The Los Angeles Lakers may be ready to go all in for the summer of 2014. After letting Dwight Howard slip through their fingers, the Lakers aren’t committing to any contracts beyond this season, as they reportedly are prepared to make a run at possible free agents LeBron James and Carmelo Anthony next summer.

According to ESPN, the Lakers are ready to court both James and Anthony should the two perennial All-Stars exercise the player options in their current contracts and become free agents. With Kobe Bryant already on board, a possible union between the three would trump James’ current “Big Three” in Miami featuring himself, Dwyane Wade and Chris Bosh. While that super-team is nothing but speculation for the time being, could the three superstars even co-exist? Perry Green and Stephen D. Riley debate of the AFRO Sports Desk debate the question.

Riley: I don’t know what would happen to Kobe if the Lakers brought James and Anthony on board. But if he were to team up with those three—and you know the Lakers have the finances to afford them—I have to imagine that it would work. With Kobe on his last legs but still in great shape, James and Anthony would do the heavy lifting with Bryant tossing in the extra seasoning. James has always been an unselfish distributor of the ball, so there would be enough shots to go around. I can see a scenario where Anthony would be the main point-scorer with James orchestrating the offense and Bryant attacking as the third scorer, extending his career a little longer. It could work, but will it happen? That’s a different question.

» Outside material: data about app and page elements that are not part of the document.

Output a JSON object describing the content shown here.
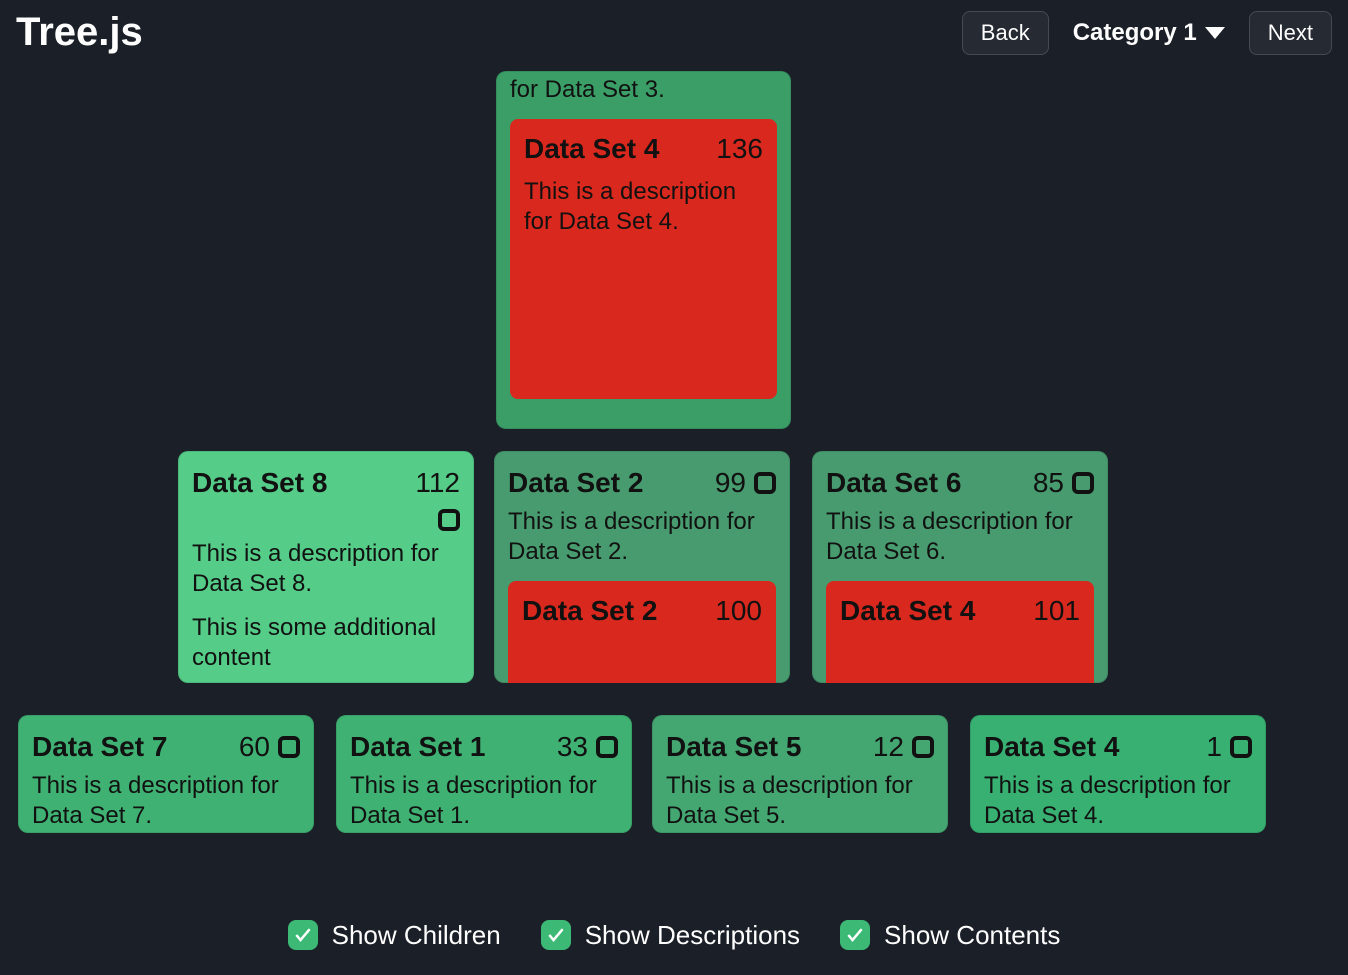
{
  "header": {
    "title": "Tree.js",
    "back": "Back",
    "category": "Category 1",
    "next": "Next"
  },
  "root": {
    "desc_partial": "for Data Set 3.",
    "child": {
      "title": "Data Set 4",
      "value": "136",
      "desc": "This is a description for Data Set 4."
    }
  },
  "row2": {
    "ds8": {
      "title": "Data Set 8",
      "value": "112",
      "desc": "This is a description for Data Set 8.",
      "content": "This is some additional content"
    },
    "ds2": {
      "title": "Data Set 2",
      "value": "99",
      "desc": "This is a description for Data Set 2.",
      "child": {
        "title": "Data Set 2",
        "value": "100"
      }
    },
    "ds6": {
      "title": "Data Set 6",
      "value": "85",
      "desc": "This is a description for Data Set 6.",
      "child": {
        "title": "Data Set 4",
        "value": "101"
      }
    }
  },
  "row3": {
    "ds7": {
      "title": "Data Set 7",
      "value": "60",
      "desc": "This is a description for Data Set 7."
    },
    "ds1": {
      "title": "Data Set 1",
      "value": "33",
      "desc": "This is a description for Data Set 1."
    },
    "ds5": {
      "title": "Data Set 5",
      "value": "12",
      "desc": "This is a description for Data Set 5."
    },
    "ds4": {
      "title": "Data Set 4",
      "value": "1",
      "desc": "This is a description for Data Set 4."
    }
  },
  "footer": {
    "children": "Show Children",
    "descriptions": "Show Descriptions",
    "contents": "Show Contents"
  }
}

Green: That would never work. It has bad idea written all over it and the Lakers would be insane to even try such a pairing. You can’t put those three players together and expect endless titles. This “Big Three” nonsense has gotten to the point where teams are just trying to stockpile big names, without even stopping to think whether the pieces work together. It didn’t work for the 2012 Lakers when they signed Steve Nash and Dwight Howard. It didn’t work for the 2003 Lakers when they picked up Karl Malone and Gary Payton, and it wouldn’t work for the 2014 Lakers with Melo and LeBron. It’s unlikely, but they might release Bryant under that scenario, and that maneuver would be the only way that James and Anthony could coexist in Los Angeles.

Riley: I don’t see why it wouldn’t work. James is a natural point guard at heart and I could see Kobe pushing everything to the side and letting the two younger guns take aim at the competition. Kobe’s a smart player. I have to believe he would do whatever it took to get his much-coveted sixth championship ring. All they would need would be a serviceable big man to hold down the paint and rebound, and that trio would terrorize opposing perimeter units. You win in the NBA with athletes and defense and Los Angeles would definitely have enough of both to derail anybody.

Green: Who would be the center? Who would be the point guard? And most importantly, who would be the coach? Sorry to burst your bubble, but no, LeBron has never been a natural point guard at heart. Sure, he’s a great passer, but only because he’s used to being doubled and triple-teamed his entire career. When he arrived in Miami in 2011, he told reporters he has no interest in ever playing the point guard position, so I don’t see him doing it with Melo and Kobe, either. And if you think current head coach Mike D’Antoni would be able to manage all those egos after failed stints in New York, Phoenix and a debacle last year in Los Angeles, then you’re sadly mistaken.

Riley: D’Antoni may not even be the head coach this season, let alone in the 2014-2015 when Melo and LeBron could arrive. Besides, the grouping of Melo, Bron and Kobe would be the perfect scenario to attract Phil Jackson back out of retirement. Jackson only coaches star power, we all know that, and here you have three Olympians, three perennial All-Stars, two NBA champions and two NBA MVPs on the same team. He would take this team to the promised land.

Green: Who says the Lakers’ management even wants Jackson back, though? They had a chance to lure him back last season, and general manager Mitch Kupchak passed. That’s why Dwight Howard left, because he wanted Jackson to coach the team and management wouldn’t budge. The dream of Kobe, Melo and LeBron playing together is exactly what it sounds like: a dream. I think Kobe retiring after next season and LeBron re-signing in Miami is the more realistic scenario. Sorry, Lakers fans, but I’m just not into buying pipe dreams.

Perry Green and Stephen D. Riley

AFRO Sports Desk